You’re blogging consistently (at least once a week, although more is better). In addition, you’re determined not to give up (most blogs die by about two months of their beginnings*).
As you work to grow your blog’s following, are you making the following mistakes, what we call the Big Three?
Read on the three blogging mistakes we feel are the biggest an individual or company can make when it comes to a business/corporate blog.
1. Neglecting to Create an E-Mail List
This can come about for, basically, one of two reasons:
- You don’t allow people who read your blog to subscribe to it via Real Simple Syndication (RSS), and
- You then don’t collect those subscribers’ e-mail addresses and send them newsletters via e-mail via such services as Aweber, MailChimp, Constant Contact, or some other newsletter subscription service.
This is important because creating a list from the get-go allows you to keep in contact with your blog’s subscribers by sending them news about your company’s offerings (sales, new products/services, etc.). Your list allows you to send out regular newsletters to subscribers, as well as announcements on new servces/products, mergers, company news, etc.
2. Believing That You Have Nothing to Say
Many businesses believe this. Not at the beginning, perhaps, but within a few weeks or months of starting their blogging efforts. This is why it’s critical that you put together a blogging schedule of topics for at least three to six months before you even start blogging (or very soon afterwards). Doing so will help you keep blogging after the inevitable “rush” of starting your blogging efforts declines.
Blogging is work. Never forget that. As you gain followers you’ll need to reply to comments, delete spam, and so on. You’ll have to research your topics. You’ll need to come up with new topics (comments from your blog’s readers can help you with that).
You will find people who unsubscribe from your feed. You will receive negative comments (we’re not talking about the nasty trolls, but the relatively thoughtful comments from your readers who disagree with your stance). These are natural and you shouldn’t take it to mean that no one’s interested in what you have to say.
There are people who definitely want to read your blog. They enjoy your voice and they’re interested in your topic(s). Keep blogging!
3. Not Including Citable Facts in Your Posts
Blogging will help you (or company) become known as a thought leader. You’ll become known for your expertise.
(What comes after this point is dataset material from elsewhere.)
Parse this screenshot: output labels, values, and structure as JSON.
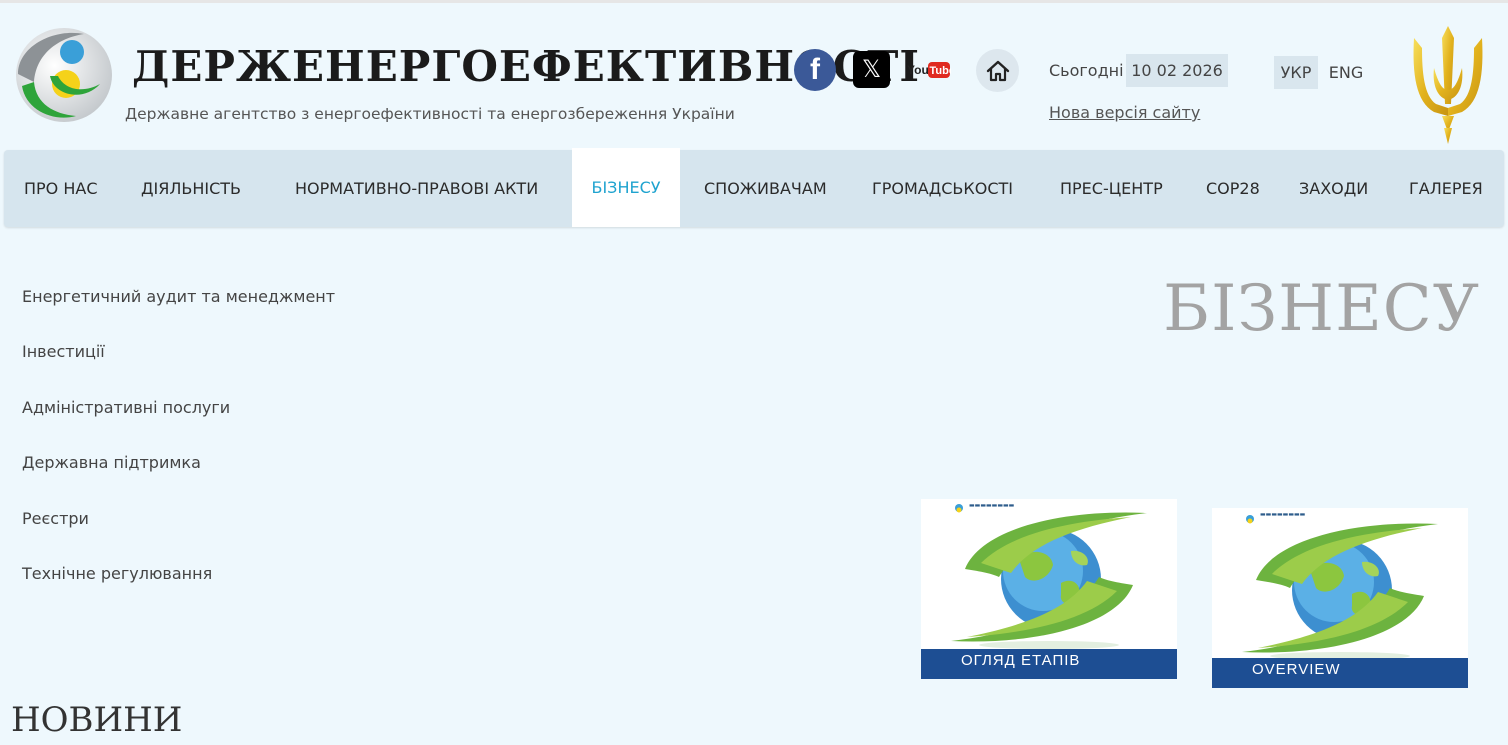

But all experts back up what they have to say with facts from other experts. They do so by:
- Quoting and naming the experts and/or
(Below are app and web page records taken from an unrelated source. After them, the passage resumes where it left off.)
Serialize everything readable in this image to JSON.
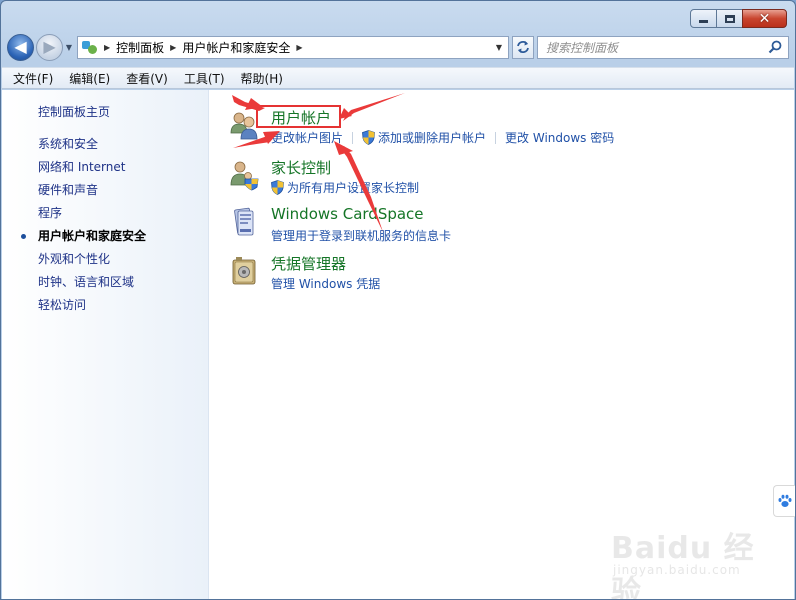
{
  "window": {
    "caption_buttons": [
      "minimize",
      "maximize",
      "close"
    ]
  },
  "navigation": {
    "back_icon": "back-arrow",
    "forward_icon": "forward-arrow",
    "breadcrumb": [
      "控制面板",
      "用户帐户和家庭安全"
    ],
    "search_placeholder": "搜索控制面板"
  },
  "menubar": {
    "items": [
      "文件(F)",
      "编辑(E)",
      "查看(V)",
      "工具(T)",
      "帮助(H)"
    ]
  },
  "sidebar": {
    "home": "控制面板主页",
    "items": [
      {
        "label": "系统和安全",
        "active": false
      },
      {
        "label": "网络和 Internet",
        "active": false
      },
      {
        "label": "硬件和声音",
        "active": false
      },
      {
        "label": "程序",
        "active": false
      },
      {
        "label": "用户帐户和家庭安全",
        "active": true
      },
      {
        "label": "外观和个性化",
        "active": false
      },
      {
        "label": "时钟、语言和区域",
        "active": false
      },
      {
        "label": "轻松访问",
        "active": false
      }
    ]
  },
  "main": {
    "categories": [
      {
        "title": "用户帐户",
        "icon": "user-accounts-icon",
        "links": [
          "更改帐户图片",
          "添加或删除用户帐户",
          "更改 Windows 密码"
        ]
      },
      {
        "title": "家长控制",
        "icon": "parental-controls-icon",
        "links": [
          "为所有用户设置家长控制"
        ]
      },
      {
        "title": "Windows CardSpace",
        "icon": "cardspace-icon",
        "links": [
          "管理用于登录到联机服务的信息卡"
        ]
      },
      {
        "title": "凭据管理器",
        "icon": "credential-manager-icon",
        "links": [
          "管理 Windows 凭据"
        ]
      }
    ]
  },
  "annotation": {
    "highlight_color": "#e53333",
    "highlighted_item": "用户帐户"
  },
  "watermark": {
    "brand": "Baidu 经验",
    "url": "jingyan.baidu.com"
  }
}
- Offering a link on their blog to the webpage from the reliable source/expert.
(Check the * asterisk below – from our blogging statistics mentioned at the top of this blog post – for examples).
*Wikipedia reports that more than 172 million blogs have “been reported” to exist around the world and that more than 1 million posts go live each day.
Way back in 2006, Caslon Analytics reported that most blogs (a whopping 60 to 80 percent) are “abandoned within one month.”. We believe this statistic holds true today.